Jealous said he’s leaving the post to spend more time with his children and to raise funds to support African American candidates for political office.
Five years ago, when Jealous took the helm of the 104-year-old civil rights group, he became the youngest president in its history. At 35, he was a relative unknown in Washington circles, having been a Rhodes Scholar and nonprofit leader who had cut his teeth as an activist in New York and California, among other places.
There was skepticism: Could this young goatee-wearing man — born a decade after the major civil rights battles were won — restore the NAACP to relevancy? Was there a vigorous future for the organization in the political age of Obama?
“At the time, the NAACP was seen by many as a fading brand. It was seen as your grandmama’s organization if not your great-grandmama’s,” said Van Jones, a progressive activist who affectionately calls Jealous a “bad brother.” “He comes in and completely turns the place around in what seems like overnight.”
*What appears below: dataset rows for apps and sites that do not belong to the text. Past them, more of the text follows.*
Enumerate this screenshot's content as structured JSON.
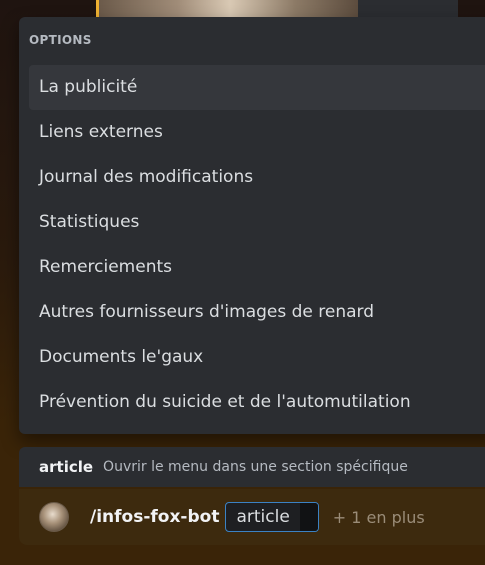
{
  "popup": {
    "header": "OPTIONS",
    "options": [
      "La publicité",
      "Liens externes",
      "Journal des modifications",
      "Statistiques",
      "Remerciements",
      "Autres fournisseurs d'images de renard",
      "Documents le'gaux",
      "Prévention du suicide et de l'automutilation"
    ],
    "selected_index": 0
  },
  "hint": {
    "option_name": "article",
    "description": "Ouvrir le menu dans une section spécifique"
  },
  "input": {
    "command": "/infos-fox-bot",
    "parameter": "article",
    "more_label": "+ 1 en plus"
  },
  "colors": {
    "popup_bg": "#2b2d31",
    "selected_bg": "#35373c",
    "param_border": "#3b82c4",
    "input_bg": "#3d2a0e"
  }
}
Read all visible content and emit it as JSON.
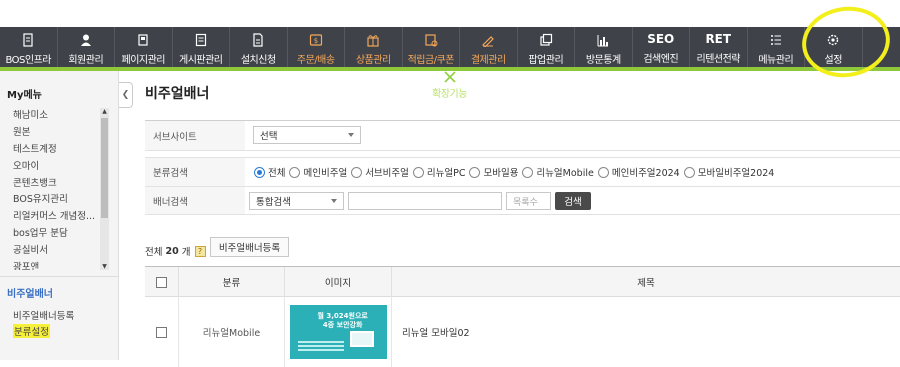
{
  "nav": [
    {
      "label": "BOS인프라",
      "icon": "document-icon"
    },
    {
      "label": "회원관리",
      "icon": "user-icon"
    },
    {
      "label": "페이지관리",
      "icon": "pages-icon"
    },
    {
      "label": "게시판관리",
      "icon": "board-icon"
    },
    {
      "label": "설치신청",
      "icon": "install-icon"
    },
    {
      "label": "주문/배송",
      "icon": "order-icon",
      "style": "orange"
    },
    {
      "label": "상품관리",
      "icon": "gift-icon",
      "style": "orange"
    },
    {
      "label": "적립금/쿠폰",
      "icon": "coupon-icon",
      "style": "orange"
    },
    {
      "label": "결제관리",
      "icon": "payment-icon",
      "style": "orange"
    },
    {
      "label": "팝업관리",
      "icon": "popup-icon"
    },
    {
      "label": "방문통계",
      "icon": "bar-chart-icon"
    },
    {
      "label": "검색엔진",
      "icon_text": "SEO"
    },
    {
      "label": "리텐션전략",
      "icon_text": "RET"
    },
    {
      "label": "메뉴관리",
      "icon": "menu-list-icon"
    },
    {
      "label": "확장기능",
      "icon": "tools-icon",
      "style": "green"
    },
    {
      "label": "설정",
      "icon": "gear-icon"
    }
  ],
  "sidebar": {
    "title": "My메뉴",
    "items": [
      "해남미소",
      "원본",
      "테스트계정",
      "오마이",
      "콘텐츠뱅크",
      "BOS유지관리",
      "리얼커머스 개념정...",
      "bos업무 분담",
      "공실비서",
      "광포앤"
    ],
    "section_title": "비주얼배너",
    "sub_items": [
      "비주얼배너등록",
      "분류설정"
    ]
  },
  "page": {
    "title": "비주얼배너"
  },
  "filter": {
    "service_label": "서브사이트",
    "service_value": "선택",
    "category_label": "분류검색",
    "category_options": [
      "전체",
      "메인비주얼",
      "서브비주얼",
      "리뉴얼PC",
      "모바일용",
      "리뉴얼Mobile",
      "메인비주얼2024",
      "모바일비주얼2024"
    ],
    "category_selected": "전체",
    "banner_label": "배너검색",
    "banner_select": "통합검색",
    "search_value": "",
    "count_placeholder": "목록수",
    "search_button": "검색"
  },
  "list": {
    "total_prefix": "전체",
    "total_count": "20",
    "total_suffix": "개",
    "help": "?",
    "register_button": "비주얼배너등록",
    "columns": [
      "분류",
      "이미지",
      "제목"
    ],
    "rows": [
      {
        "category": "리뉴얼Mobile",
        "image_text": "월 3,024원으로\n4중 보안강화",
        "title": "리뉴얼 모바일02"
      }
    ]
  },
  "colors": {
    "nav_bg": "#3f4249",
    "nav_accent": "#8fc93a",
    "highlight": "#f2ef1c",
    "link": "#3a6fc4"
  }
}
That turnaround focused on raising the organization’s media profile again and becoming almost frenetic in a push to address the issue of the moment — whatever it might be. No longer was the NAACP holding symbolic funerals for the N-word. It was campaigning to end the death penalty, texting young people to remind them to vote and taking on the tea party.
When Jealous leaves the NAACP in January, he will do so as one of the nation’s most prominent civil rights leaders and a man who has stood on the biggest political stages. He is a regular guest on cable news shows and has maintained a travel schedule that had him away from his Silver Spring home, wife Lia Epperson and their two young children 145 days a year.
Last week, Jealous said that his NAACP tenure was a sprint that has left the organization with more technological savvy and on sounder financial footing. It now has 420,000 mobile subscribers. The organization’s e-mail list has jumped from 174,000 names when Jealous joined to 1.3 million. In the 2012 election cycle, the NAACP registered 374,553 new voters — more than double the number it registered in 2008.
Given the NAACP’s periodic money woes and controversies, the most important numbers may be financial: According to the organization’s tax filings and numbers it provided, its revenue has grown from $25.6 million in 2008 to $46 million last year, and its individual donor base has expanded eightfold.
Wade Henderson, president of the Leadership Conference on Civil and Human Rights, said Jealous was “reflective of an effort committed to the restoration of the NAACP’s prestige and vitality” and that he had boosted the next generation of civil rights leaders.